Genital herpes, caused by HSV-2, is a common sexually transmitted infection and increases the risk of HIV by 2 to 3 times. People with HSV-2 often have recurring sores and breaks in the genital skin. Researchers thought these sores were the reason for the higher HIV risk. However, clinical trials showed that treating herpes sores with acyclovir did not lower the risk of HIV infection.


Are HIV and Herpes the Same?

Herpes and HIV are not the same, but they’re both infections you can get through sex, caused by different germs. They have some symptoms and risks in common, though.

Herpes, from the herpes simplex virus (HSV), causes sore blisters around the private parts, bottom, or mouth. HIV, from the human immunodeficiency virus, makes it tough for your body to fight off sicknesses.
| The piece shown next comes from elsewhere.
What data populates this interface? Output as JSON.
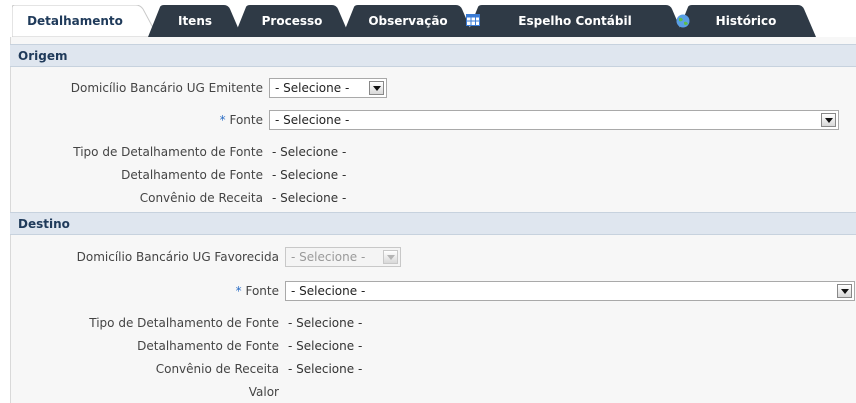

Without treatment, HIV can progress to AIDS.

Herpes sores can increase your risk of getting or spreading HIV during sex. Also, HIV can make it more likely for herpes outbreaks to happen because it affects the immune system. Understanding the differences between these viruses and their treatments is important.


Know if You Have HIV or Herpes for the Proper Solution

Learn how to protect yourself from HIV and herpes by practicing safer sex and getting tested regularly. It’s really important for your sexual health to know the signs and dangers of these infections. If you think you might have been in contact, it’s smart to see a doctor and get checked. Remember, learning about these things gives you the power to protect yourself, so make sure to get informed and take steps to stay safe and healthy.


Scroll to Top